### RECORDS TO USE
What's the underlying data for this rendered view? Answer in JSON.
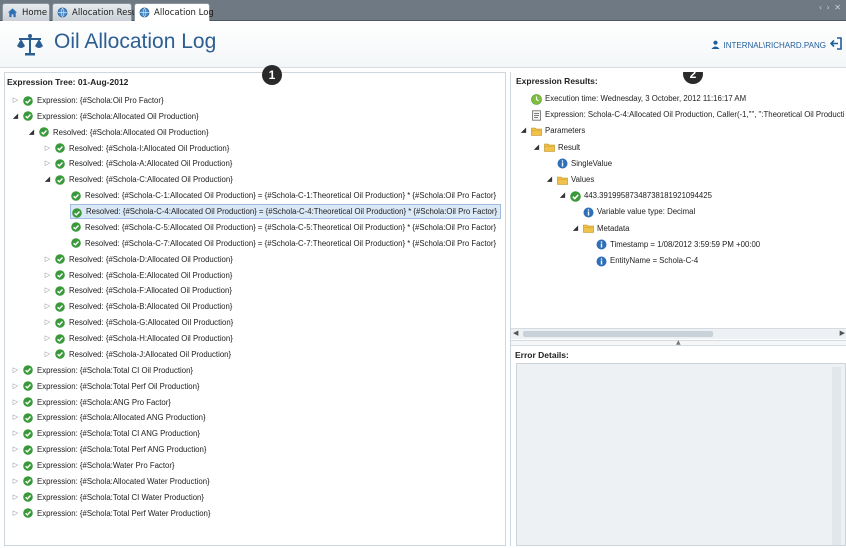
{
  "tabs": [
    {
      "label": "Home",
      "icon": "home-icon"
    },
    {
      "label": "Allocation Results",
      "icon": "globe-icon"
    },
    {
      "label": "Allocation Log",
      "icon": "globe-icon",
      "active": true
    }
  ],
  "window_controls": "‹ › ✕",
  "header": {
    "title": "Oil Allocation Log",
    "user": "INTERNAL\\RICHARD.PANG"
  },
  "left_panel": {
    "title": "Expression Tree: 01-Aug-2012",
    "badge": "1",
    "rows": [
      {
        "depth": 0,
        "expander": "collapsed",
        "label": "Expression: {#Schola:Oil Pro Factor}"
      },
      {
        "depth": 0,
        "expander": "expanded",
        "label": "Expression: {#Schola:Allocated Oil Production}"
      },
      {
        "depth": 1,
        "expander": "expanded",
        "label": "Resolved: {#Schola:Allocated Oil Production}"
      },
      {
        "depth": 2,
        "expander": "collapsed",
        "label": "Resolved: {#Schola-I:Allocated Oil Production}"
      },
      {
        "depth": 2,
        "expander": "collapsed",
        "label": "Resolved: {#Schola-A:Allocated Oil Production}"
      },
      {
        "depth": 2,
        "expander": "expanded",
        "label": "Resolved: {#Schola-C:Allocated Oil Production}"
      },
      {
        "depth": 3,
        "expander": "none",
        "label": "Resolved: {#Schola-C-1:Allocated Oil Production} = {#Schola-C-1:Theoretical Oil Production} * {#Schola:Oil Pro Factor}"
      },
      {
        "depth": 3,
        "expander": "none",
        "selected": true,
        "label": "Resolved: {#Schola-C-4:Allocated Oil Production} = {#Schola-C-4:Theoretical Oil Production} * {#Schola:Oil Pro Factor}"
      },
      {
        "depth": 3,
        "expander": "none",
        "label": "Resolved: {#Schola-C-5:Allocated Oil Production} = {#Schola-C-5:Theoretical Oil Production} * {#Schola:Oil Pro Factor}"
      },
      {
        "depth": 3,
        "expander": "none",
        "label": "Resolved: {#Schola-C-7:Allocated Oil Production} = {#Schola-C-7:Theoretical Oil Production} * {#Schola:Oil Pro Factor}"
      },
      {
        "depth": 2,
        "expander": "collapsed",
        "label": "Resolved: {#Schola-D:Allocated Oil Production}"
      },
      {
        "depth": 2,
        "expander": "collapsed",
        "label": "Resolved: {#Schola-E:Allocated Oil Production}"
      },
      {
        "depth": 2,
        "expander": "collapsed",
        "label": "Resolved: {#Schola-F:Allocated Oil Production}"
      },
      {
        "depth": 2,
        "expander": "collapsed",
        "label": "Resolved: {#Schola-B:Allocated Oil Production}"
      },
      {
        "depth": 2,
        "expander": "collapsed",
        "label": "Resolved: {#Schola-G:Allocated Oil Production}"
      },
      {
        "depth": 2,
        "expander": "collapsed",
        "label": "Resolved: {#Schola-H:Allocated Oil Production}"
      },
      {
        "depth": 2,
        "expander": "collapsed",
        "label": "Resolved: {#Schola-J:Allocated Oil Production}"
      },
      {
        "depth": 0,
        "expander": "collapsed",
        "label": "Expression: {#Schola:Total CI Oil Production}"
      },
      {
        "depth": 0,
        "expander": "collapsed",
        "label": "Expression: {#Schola:Total Perf Oil Production}"
      },
      {
        "depth": 0,
        "expander": "collapsed",
        "label": "Expression: {#Schola:ANG Pro Factor}"
      },
      {
        "depth": 0,
        "expander": "collapsed",
        "label": "Expression: {#Schola:Allocated ANG Production}"
      },
      {
        "depth": 0,
        "expander": "collapsed",
        "label": "Expression: {#Schola:Total CI ANG Production}"
      },
      {
        "depth": 0,
        "expander": "collapsed",
        "label": "Expression: {#Schola:Total Perf ANG Production}"
      },
      {
        "depth": 0,
        "expander": "collapsed",
        "label": "Expression: {#Schola:Water Pro Factor}"
      },
      {
        "depth": 0,
        "expander": "collapsed",
        "label": "Expression: {#Schola:Allocated Water Production}"
      },
      {
        "depth": 0,
        "expander": "collapsed",
        "label": "Expression: {#Schola:Total CI Water Production}"
      },
      {
        "depth": 0,
        "expander": "collapsed",
        "label": "Expression: {#Schola:Total Perf Water Production}"
      }
    ]
  },
  "right_panel": {
    "title": "Expression Results:",
    "badge": "2",
    "rows": [
      {
        "depth": 0,
        "expander": "none",
        "icon": "clock-icon",
        "label": "Execution time: Wednesday, 3 October, 2012 11:16:17 AM"
      },
      {
        "depth": 0,
        "expander": "none",
        "icon": "document-icon",
        "label": "Expression: Schola-C-4:Allocated Oil Production, Caller(-1,\"\", \":Theoretical Oil Producti"
      },
      {
        "depth": 0,
        "expander": "expanded",
        "icon": "folder-icon",
        "label": "Parameters"
      },
      {
        "depth": 1,
        "expander": "expanded",
        "icon": "folder-icon",
        "label": "Result"
      },
      {
        "depth": 2,
        "expander": "none",
        "icon": "info-icon",
        "label": "SingleValue"
      },
      {
        "depth": 2,
        "expander": "expanded",
        "icon": "folder-icon",
        "label": "Values"
      },
      {
        "depth": 3,
        "expander": "expanded",
        "icon": "check-icon",
        "label": "443.39199587348738181921094425"
      },
      {
        "depth": 4,
        "expander": "none",
        "icon": "info-icon",
        "label": "Variable value type: Decimal"
      },
      {
        "depth": 4,
        "expander": "expanded",
        "icon": "folder-icon",
        "label": "Metadata"
      },
      {
        "depth": 5,
        "expander": "none",
        "icon": "info-icon",
        "label": "Timestamp = 1/08/2012 3:59:59 PM +00:00"
      },
      {
        "depth": 5,
        "expander": "none",
        "icon": "info-icon",
        "label": "EntityName = Schola-C-4"
      }
    ],
    "error_title": "Error Details:"
  },
  "colors": {
    "accent": "#2d5e92",
    "check": "#3a9a3a",
    "selection": "#dbe8f6",
    "tabbar": "#6e7983"
  }
}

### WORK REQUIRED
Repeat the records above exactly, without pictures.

### ANSWER SPACE
What's the underlying data for this rendered view? Answer in JSON.
{
  "tabs": [
    {
      "label": "Home",
      "icon": "home-icon"
    },
    {
      "label": "Allocation Results",
      "icon": "globe-icon"
    },
    {
      "label": "Allocation Log",
      "icon": "globe-icon",
      "active": true
    }
  ],
  "window_controls": "‹ › ✕",
  "header": {
    "title": "Oil Allocation Log",
    "user": "INTERNAL\\RICHARD.PANG"
  },
  "left_panel": {
    "title": "Expression Tree: 01-Aug-2012",
    "badge": "1",
    "rows": [
      {
        "depth": 0,
        "expander": "collapsed",
        "label": "Expression: {#Schola:Oil Pro Factor}"
      },
      {
        "depth": 0,
        "expander": "expanded",
        "label": "Expression: {#Schola:Allocated Oil Production}"
      },
      {
        "depth": 1,
        "expander": "expanded",
        "label": "Resolved: {#Schola:Allocated Oil Production}"
      },
      {
        "depth": 2,
        "expander": "collapsed",
        "label": "Resolved: {#Schola-I:Allocated Oil Production}"
      },
      {
        "depth": 2,
        "expander": "collapsed",
        "label": "Resolved: {#Schola-A:Allocated Oil Production}"
      },
      {
        "depth": 2,
        "expander": "expanded",
        "label": "Resolved: {#Schola-C:Allocated Oil Production}"
      },
      {
        "depth": 3,
        "expander": "none",
        "label": "Resolved: {#Schola-C-1:Allocated Oil Production} = {#Schola-C-1:Theoretical Oil Production} * {#Schola:Oil Pro Factor}"
      },
      {
        "depth": 3,
        "expander": "none",
        "selected": true,
        "label": "Resolved: {#Schola-C-4:Allocated Oil Production} = {#Schola-C-4:Theoretical Oil Production} * {#Schola:Oil Pro Factor}"
      },
      {
        "depth": 3,
        "expander": "none",
        "label": "Resolved: {#Schola-C-5:Allocated Oil Production} = {#Schola-C-5:Theoretical Oil Production} * {#Schola:Oil Pro Factor}"
      },
      {
        "depth": 3,
        "expander": "none",
        "label": "Resolved: {#Schola-C-7:Allocated Oil Production} = {#Schola-C-7:Theoretical Oil Production} * {#Schola:Oil Pro Factor}"
      },
      {
        "depth": 2,
        "expander": "collapsed",
        "label": "Resolved: {#Schola-D:Allocated Oil Production}"
      },
      {
        "depth": 2,
        "expander": "collapsed",
        "label": "Resolved: {#Schola-E:Allocated Oil Production}"
      },
      {
        "depth": 2,
        "expander": "collapsed",
        "label": "Resolved: {#Schola-F:Allocated Oil Production}"
      },
      {
        "depth": 2,
        "expander": "collapsed",
        "label": "Resolved: {#Schola-B:Allocated Oil Production}"
      },
      {
        "depth": 2,
        "expander": "collapsed",
        "label": "Resolved: {#Schola-G:Allocated Oil Production}"
      },
      {
        "depth": 2,
        "expander": "collapsed",
        "label": "Resolved: {#Schola-H:Allocated Oil Production}"
      },
      {
        "depth": 2,
        "expander": "collapsed",
        "label": "Resolved: {#Schola-J:Allocated Oil Production}"
      },
      {
        "depth": 0,
        "expander": "collapsed",
        "label": "Expression: {#Schola:Total CI Oil Production}"
      },
      {
        "depth": 0,
        "expander": "collapsed",
        "label": "Expression: {#Schola:Total Perf Oil Production}"
      },
      {
        "depth": 0,
        "expander": "collapsed",
        "label": "Expression: {#Schola:ANG Pro Factor}"
      },
      {
        "depth": 0,
        "expander": "collapsed",
        "label": "Expression: {#Schola:Allocated ANG Production}"
      },
      {
        "depth": 0,
        "expander": "collapsed",
        "label": "Expression: {#Schola:Total CI ANG Production}"
      },
      {
        "depth": 0,
        "expander": "collapsed",
        "label": "Expression: {#Schola:Total Perf ANG Production}"
      },
      {
        "depth": 0,
        "expander": "collapsed",
        "label": "Expression: {#Schola:Water Pro Factor}"
      },
      {
        "depth": 0,
        "expander": "collapsed",
        "label": "Expression: {#Schola:Allocated Water Production}"
      },
      {
        "depth": 0,
        "expander": "collapsed",
        "label": "Expression: {#Schola:Total CI Water Production}"
      },
      {
        "depth": 0,
        "expander": "collapsed",
        "label": "Expression: {#Schola:Total Perf Water Production}"
      }
    ]
  },
  "right_panel": {
    "title": "Expression Results:",
    "badge": "2",
    "rows": [
      {
        "depth": 0,
        "expander": "none",
        "icon": "clock-icon",
        "label": "Execution time: Wednesday, 3 October, 2012 11:16:17 AM"
      },
      {
        "depth": 0,
        "expander": "none",
        "icon": "document-icon",
        "label": "Expression: Schola-C-4:Allocated Oil Production, Caller(-1,\"\", \":Theoretical Oil Producti"
      },
      {
        "depth": 0,
        "expander": "expanded",
        "icon": "folder-icon",
        "label": "Parameters"
      },
      {
        "depth": 1,
        "expander": "expanded",
        "icon": "folder-icon",
        "label": "Result"
      },
      {
        "depth": 2,
        "expander": "none",
        "icon": "info-icon",
        "label": "SingleValue"
      },
      {
        "depth": 2,
        "expander": "expanded",
        "icon": "folder-icon",
        "label": "Values"
      },
      {
        "depth": 3,
        "expander": "expanded",
        "icon": "check-icon",
        "label": "443.39199587348738181921094425"
      },
      {
        "depth": 4,
        "expander": "none",
        "icon": "info-icon",
        "label": "Variable value type: Decimal"
      },
      {
        "depth": 4,
        "expander": "expanded",
        "icon": "folder-icon",
        "label": "Metadata"
      },
      {
        "depth": 5,
        "expander": "none",
        "icon": "info-icon",
        "label": "Timestamp = 1/08/2012 3:59:59 PM +00:00"
      },
      {
        "depth": 5,
        "expander": "none",
        "icon": "info-icon",
        "label": "EntityName = Schola-C-4"
      }
    ],
    "error_title": "Error Details:"
  },
  "colors": {
    "accent": "#2d5e92",
    "check": "#3a9a3a",
    "selection": "#dbe8f6",
    "tabbar": "#6e7983"
  }
}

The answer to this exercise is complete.